But outside of the Mac continuing to take little nibbles of the PC/Windows world, the iPad is on course to go for 6 million plus per quarter once Apple can fully ramp to meet demand. This is taking away netbook, perhaps even some PC laptop sales, while it does not appear to be denting Mac sales. If Mac sales are a small nibble, iPads may be a bigger bite yet.
Again, it’s making Apple brass look pretty stinking smart (if planned!). I think we may need to start looking at iOS products, not as a cannibalization mechanism of Apple’s OS X products, but another group of halo effect products only further catapulting Apple way beyond it’s competition. It’s the way [Apple COO] Tim Cook said they look at it, and judging by the numbers I can’t argue with that viewpoint.
Is there an office pool on how much time Ballmer has left? There should be.
There may not be time for that office pool should Microsoft revenue fall short of Apple tomorrow. Apple can’t compete on profits, because Microsoft software is pure margin.
Apple’s guidance is billion revenue for third calendar quarter, which is about .3 billion above analyst consensus for Microsoft. But no one should forget that some of that boost comes from accounting changes that lets Apple realize subscription revenue rather than deferring it. Microsoft collects subscription revenue, too, that would boost overall revenues if recognized rather than be deferred. Fiscal 2011 first quarter would be reasonable time for Microsoft to change accounting.
How many years did it take for SharePoint to become a billion-dollar business? iPad is billion in its launch quarter.
I got hugely criticized in comments for that “The WIndows era is over” post, with accusers calling it flamebait. But it was a sincere analysis, like the one months earlier about Microsoft Office. Perhaps it’s the Microsoft era that is over, eh?
The early Windows Phone 7 reviews are promising, which in a way isn’t good. The team appears to have taken a radically different approach — strayed away from the Microsoft mainstream. That’s quite good; it’s hugely commendable. But Windows Phone 7 is two years too late. When the product fails to deliver fast enough, the Office and Windows hawks will swoop in and kill it–like they did with KIN.
The most striking comments from yesterday’s Apple conference came from Tim Cook about cannibalization, which he says company execs view as good. The outside-the-company perspective: Cannibalization is bad. But Apple’s perspective makes sense and shows how Apple thinks differently than many other tech companies. Cannibalization is more likely to be among existing customers.
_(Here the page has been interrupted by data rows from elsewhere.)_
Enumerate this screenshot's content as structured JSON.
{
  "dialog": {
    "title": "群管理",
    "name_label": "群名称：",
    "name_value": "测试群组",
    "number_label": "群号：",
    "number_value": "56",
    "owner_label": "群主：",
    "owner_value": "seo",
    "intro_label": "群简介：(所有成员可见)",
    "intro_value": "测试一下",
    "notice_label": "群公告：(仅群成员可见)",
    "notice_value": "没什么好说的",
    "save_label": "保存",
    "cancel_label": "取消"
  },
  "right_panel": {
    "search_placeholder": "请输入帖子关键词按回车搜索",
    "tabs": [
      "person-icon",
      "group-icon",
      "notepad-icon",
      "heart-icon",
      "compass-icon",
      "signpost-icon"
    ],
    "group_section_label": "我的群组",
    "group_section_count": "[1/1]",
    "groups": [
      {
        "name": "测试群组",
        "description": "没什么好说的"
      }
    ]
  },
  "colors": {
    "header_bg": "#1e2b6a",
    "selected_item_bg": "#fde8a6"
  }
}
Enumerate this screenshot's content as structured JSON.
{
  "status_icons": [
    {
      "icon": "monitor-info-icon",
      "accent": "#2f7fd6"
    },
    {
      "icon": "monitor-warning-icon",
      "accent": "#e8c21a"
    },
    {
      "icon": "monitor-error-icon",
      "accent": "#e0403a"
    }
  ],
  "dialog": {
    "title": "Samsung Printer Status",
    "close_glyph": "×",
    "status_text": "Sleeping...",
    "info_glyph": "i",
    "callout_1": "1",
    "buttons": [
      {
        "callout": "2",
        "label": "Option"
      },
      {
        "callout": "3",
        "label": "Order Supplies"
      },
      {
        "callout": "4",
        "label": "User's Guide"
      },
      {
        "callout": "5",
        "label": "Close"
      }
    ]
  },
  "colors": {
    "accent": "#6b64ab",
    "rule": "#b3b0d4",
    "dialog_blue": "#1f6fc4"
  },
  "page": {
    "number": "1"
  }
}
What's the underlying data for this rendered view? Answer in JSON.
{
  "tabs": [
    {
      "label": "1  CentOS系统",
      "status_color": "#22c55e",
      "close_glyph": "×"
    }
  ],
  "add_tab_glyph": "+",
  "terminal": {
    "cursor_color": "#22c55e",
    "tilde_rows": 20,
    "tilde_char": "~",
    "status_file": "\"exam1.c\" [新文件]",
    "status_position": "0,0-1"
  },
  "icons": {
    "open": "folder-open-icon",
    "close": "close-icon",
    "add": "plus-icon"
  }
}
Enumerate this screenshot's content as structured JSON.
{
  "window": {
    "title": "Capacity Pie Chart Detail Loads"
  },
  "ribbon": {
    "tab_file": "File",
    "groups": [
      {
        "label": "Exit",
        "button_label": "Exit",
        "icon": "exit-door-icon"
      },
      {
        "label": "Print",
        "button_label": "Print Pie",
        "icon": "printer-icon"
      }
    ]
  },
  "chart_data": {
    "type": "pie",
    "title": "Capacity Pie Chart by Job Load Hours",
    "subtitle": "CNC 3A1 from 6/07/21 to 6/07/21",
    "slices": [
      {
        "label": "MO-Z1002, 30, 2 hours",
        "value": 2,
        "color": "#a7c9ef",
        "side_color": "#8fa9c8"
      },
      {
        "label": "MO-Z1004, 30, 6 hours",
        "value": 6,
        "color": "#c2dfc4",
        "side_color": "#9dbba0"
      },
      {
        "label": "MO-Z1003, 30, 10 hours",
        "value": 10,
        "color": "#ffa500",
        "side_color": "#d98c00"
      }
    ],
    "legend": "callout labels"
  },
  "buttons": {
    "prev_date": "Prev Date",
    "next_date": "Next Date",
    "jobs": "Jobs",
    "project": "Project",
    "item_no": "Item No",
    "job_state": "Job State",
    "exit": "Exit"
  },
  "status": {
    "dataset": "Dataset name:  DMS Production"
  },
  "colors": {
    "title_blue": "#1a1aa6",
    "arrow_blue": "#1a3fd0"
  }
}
Should Apple want them to buy another iPod touch or spend more on iPad and in doing so experience something new, exciting and endearing?
International sales are simply shocking, and that’s where Apple will simply kill Microsoft. International sales now account for more than half of Apple sales — and yesterday’s country-specific numbers were shocking. Microsoft’s biggest competitor is piracy in all markets, but particularly many international ones. Apple sells physical products and doesn’t have this piracy problem.
Microsoft is by no means down and out. The Office and Windows monopolies mint money. But without dramatic realignment, Microsoft’s future is legacy, like IBM before it. IBM lost its way during the mainframe-to-PC transition, even while the monopoly continued to generate mountains of cash. Microsoft’s position is so eerily similar, as the PC era gives way to the cloud-connected mobile device. IBM had to bring in outsider Lou Gerstner as chief executive to aright the listing company. Microsoft may have to do something similar — bring in an outsider with radically fresh perspective.
In closing, I ask Betanews readers to suggest three-to-five things they’d like to see from Microsoft during fiscal 2011, which started July 1st. Please respond in comments or send e-mail to joewilcox at gmail dot com.